#### REQUIREMENT:
Copy each line from the listing below where the word "false" shows up.

#### MATERIAL TO PROCESS:

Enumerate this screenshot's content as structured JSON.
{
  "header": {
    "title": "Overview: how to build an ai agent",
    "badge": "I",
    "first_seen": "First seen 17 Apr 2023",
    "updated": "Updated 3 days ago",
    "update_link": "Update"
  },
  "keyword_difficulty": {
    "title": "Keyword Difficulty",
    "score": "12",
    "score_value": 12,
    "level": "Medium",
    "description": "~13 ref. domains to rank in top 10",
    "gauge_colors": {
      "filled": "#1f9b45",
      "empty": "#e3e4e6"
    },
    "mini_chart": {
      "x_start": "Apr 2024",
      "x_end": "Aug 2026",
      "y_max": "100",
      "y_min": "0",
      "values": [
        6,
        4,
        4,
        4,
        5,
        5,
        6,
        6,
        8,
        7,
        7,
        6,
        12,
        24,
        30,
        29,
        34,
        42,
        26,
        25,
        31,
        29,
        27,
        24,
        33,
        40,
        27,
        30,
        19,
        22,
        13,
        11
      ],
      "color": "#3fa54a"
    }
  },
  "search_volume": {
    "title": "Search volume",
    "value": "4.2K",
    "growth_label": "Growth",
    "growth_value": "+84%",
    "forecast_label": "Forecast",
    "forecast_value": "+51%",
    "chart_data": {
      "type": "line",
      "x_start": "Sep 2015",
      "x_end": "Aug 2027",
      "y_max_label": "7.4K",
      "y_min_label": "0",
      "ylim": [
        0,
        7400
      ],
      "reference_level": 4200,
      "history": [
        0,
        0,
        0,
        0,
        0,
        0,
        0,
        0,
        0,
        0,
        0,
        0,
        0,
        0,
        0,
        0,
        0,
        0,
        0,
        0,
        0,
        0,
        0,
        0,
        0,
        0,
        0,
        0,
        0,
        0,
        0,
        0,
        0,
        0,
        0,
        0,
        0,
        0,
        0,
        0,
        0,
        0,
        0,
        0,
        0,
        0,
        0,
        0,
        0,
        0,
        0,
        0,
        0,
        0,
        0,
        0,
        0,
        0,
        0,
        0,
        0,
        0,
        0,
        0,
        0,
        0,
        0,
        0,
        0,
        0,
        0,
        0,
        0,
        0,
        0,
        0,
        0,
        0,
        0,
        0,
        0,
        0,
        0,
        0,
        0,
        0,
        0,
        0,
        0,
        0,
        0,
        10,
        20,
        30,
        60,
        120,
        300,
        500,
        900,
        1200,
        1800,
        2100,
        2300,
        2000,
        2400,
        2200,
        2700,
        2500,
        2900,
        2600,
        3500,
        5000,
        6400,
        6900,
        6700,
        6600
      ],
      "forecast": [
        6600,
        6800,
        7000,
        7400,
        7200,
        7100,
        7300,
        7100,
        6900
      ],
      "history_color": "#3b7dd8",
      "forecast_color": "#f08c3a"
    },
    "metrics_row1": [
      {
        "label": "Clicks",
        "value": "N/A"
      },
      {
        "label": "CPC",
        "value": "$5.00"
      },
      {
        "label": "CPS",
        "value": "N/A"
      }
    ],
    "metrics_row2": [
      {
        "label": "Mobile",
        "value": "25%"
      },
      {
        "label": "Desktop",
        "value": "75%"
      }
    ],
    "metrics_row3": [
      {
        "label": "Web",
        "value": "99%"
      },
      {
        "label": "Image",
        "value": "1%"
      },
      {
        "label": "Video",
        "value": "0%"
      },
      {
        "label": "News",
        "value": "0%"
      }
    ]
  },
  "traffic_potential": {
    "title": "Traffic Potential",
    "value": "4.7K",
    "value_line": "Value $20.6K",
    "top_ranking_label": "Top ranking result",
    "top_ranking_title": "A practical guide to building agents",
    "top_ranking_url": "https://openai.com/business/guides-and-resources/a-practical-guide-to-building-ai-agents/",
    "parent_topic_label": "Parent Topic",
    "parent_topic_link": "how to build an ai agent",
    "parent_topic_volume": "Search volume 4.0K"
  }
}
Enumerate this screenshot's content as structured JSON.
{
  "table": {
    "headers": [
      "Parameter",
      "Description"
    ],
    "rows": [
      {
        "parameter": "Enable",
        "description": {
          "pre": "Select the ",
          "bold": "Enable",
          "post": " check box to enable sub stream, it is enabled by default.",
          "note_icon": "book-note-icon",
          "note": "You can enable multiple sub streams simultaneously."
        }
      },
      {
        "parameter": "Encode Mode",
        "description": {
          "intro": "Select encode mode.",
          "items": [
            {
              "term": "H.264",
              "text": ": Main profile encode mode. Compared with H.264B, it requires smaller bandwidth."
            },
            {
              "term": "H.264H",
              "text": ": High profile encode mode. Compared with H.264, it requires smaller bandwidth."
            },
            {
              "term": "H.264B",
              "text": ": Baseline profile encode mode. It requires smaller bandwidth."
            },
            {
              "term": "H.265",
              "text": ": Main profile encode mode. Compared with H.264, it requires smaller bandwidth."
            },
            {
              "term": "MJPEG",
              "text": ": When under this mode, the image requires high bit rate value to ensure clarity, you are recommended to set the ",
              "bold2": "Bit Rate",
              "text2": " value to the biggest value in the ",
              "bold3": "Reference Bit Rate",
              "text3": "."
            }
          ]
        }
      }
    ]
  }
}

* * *

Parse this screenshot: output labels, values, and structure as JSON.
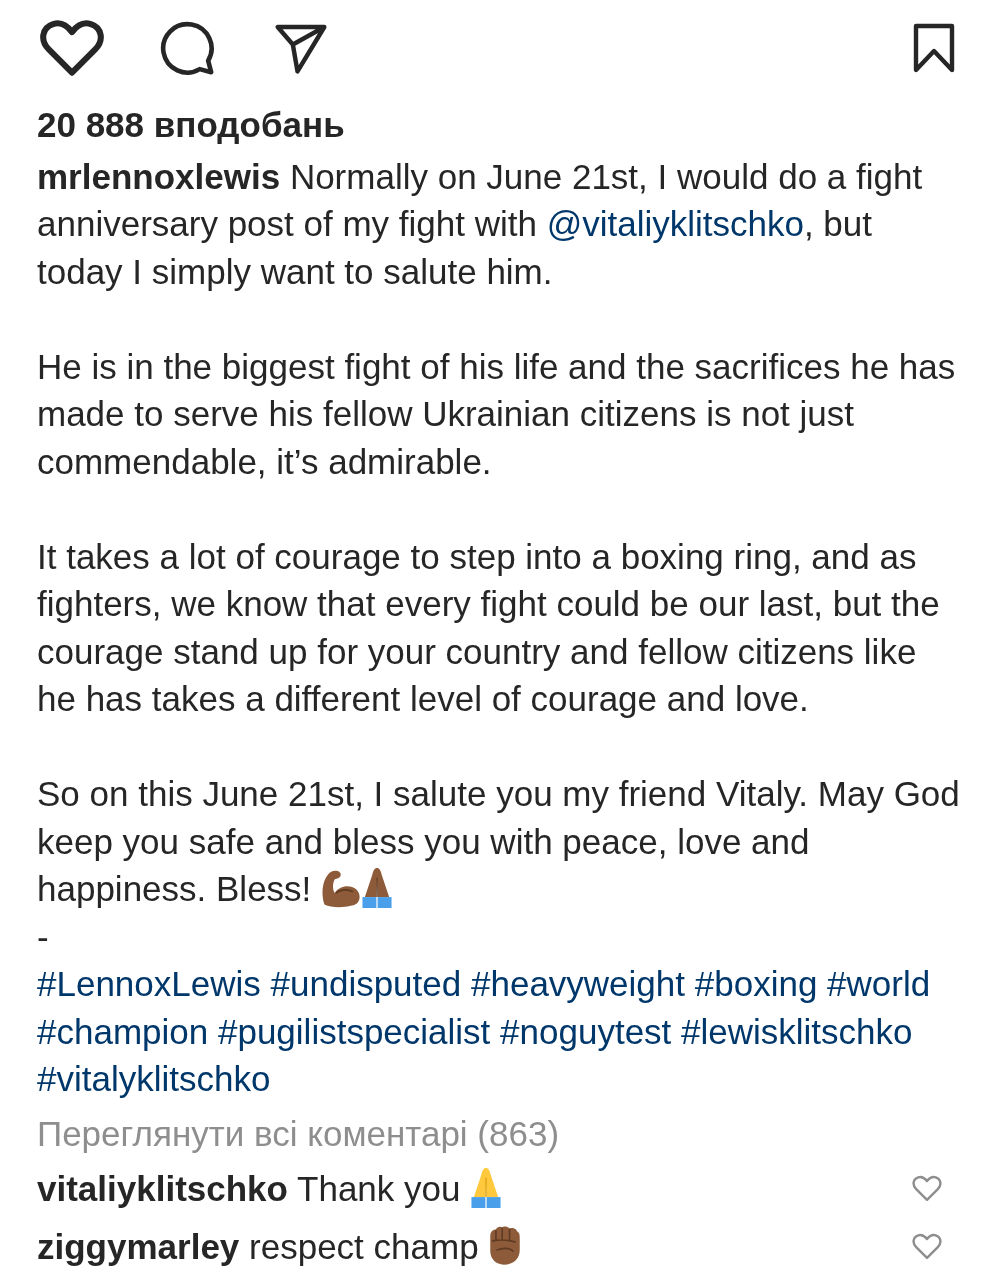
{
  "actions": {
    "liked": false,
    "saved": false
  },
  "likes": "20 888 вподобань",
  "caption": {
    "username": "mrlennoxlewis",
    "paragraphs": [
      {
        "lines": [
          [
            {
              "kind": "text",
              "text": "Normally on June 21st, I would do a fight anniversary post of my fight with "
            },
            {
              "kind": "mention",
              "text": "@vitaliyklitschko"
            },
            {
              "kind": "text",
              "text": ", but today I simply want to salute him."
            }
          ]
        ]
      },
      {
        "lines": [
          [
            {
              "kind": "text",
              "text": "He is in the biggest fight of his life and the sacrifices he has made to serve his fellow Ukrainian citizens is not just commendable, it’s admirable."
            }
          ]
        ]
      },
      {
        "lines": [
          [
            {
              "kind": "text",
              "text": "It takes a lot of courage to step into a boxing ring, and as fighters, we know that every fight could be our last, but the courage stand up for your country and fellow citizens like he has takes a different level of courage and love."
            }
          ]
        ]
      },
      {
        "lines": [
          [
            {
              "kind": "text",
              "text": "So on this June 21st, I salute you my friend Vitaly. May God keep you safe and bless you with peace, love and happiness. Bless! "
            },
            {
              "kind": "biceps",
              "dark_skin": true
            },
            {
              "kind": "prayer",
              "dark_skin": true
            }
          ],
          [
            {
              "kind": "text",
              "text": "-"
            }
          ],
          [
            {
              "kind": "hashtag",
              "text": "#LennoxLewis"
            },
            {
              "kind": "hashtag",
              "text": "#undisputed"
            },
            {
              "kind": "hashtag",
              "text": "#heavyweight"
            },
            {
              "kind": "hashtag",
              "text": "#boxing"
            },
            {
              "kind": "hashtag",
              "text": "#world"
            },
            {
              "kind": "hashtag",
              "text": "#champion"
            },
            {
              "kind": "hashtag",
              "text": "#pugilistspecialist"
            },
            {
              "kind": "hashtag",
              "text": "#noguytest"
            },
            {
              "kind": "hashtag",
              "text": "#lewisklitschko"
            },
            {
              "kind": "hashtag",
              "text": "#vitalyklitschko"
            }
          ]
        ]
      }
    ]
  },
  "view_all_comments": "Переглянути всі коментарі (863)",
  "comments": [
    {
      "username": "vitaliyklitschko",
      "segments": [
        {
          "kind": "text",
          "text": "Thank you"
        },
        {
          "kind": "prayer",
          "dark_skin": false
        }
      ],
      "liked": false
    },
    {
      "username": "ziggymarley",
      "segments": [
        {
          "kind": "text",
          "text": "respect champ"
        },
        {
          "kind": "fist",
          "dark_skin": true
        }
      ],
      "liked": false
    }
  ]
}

#### OUTPUT:
    "liked": false,
    "saved": false
          "dark_skin": false
      "liked": false
      "liked": false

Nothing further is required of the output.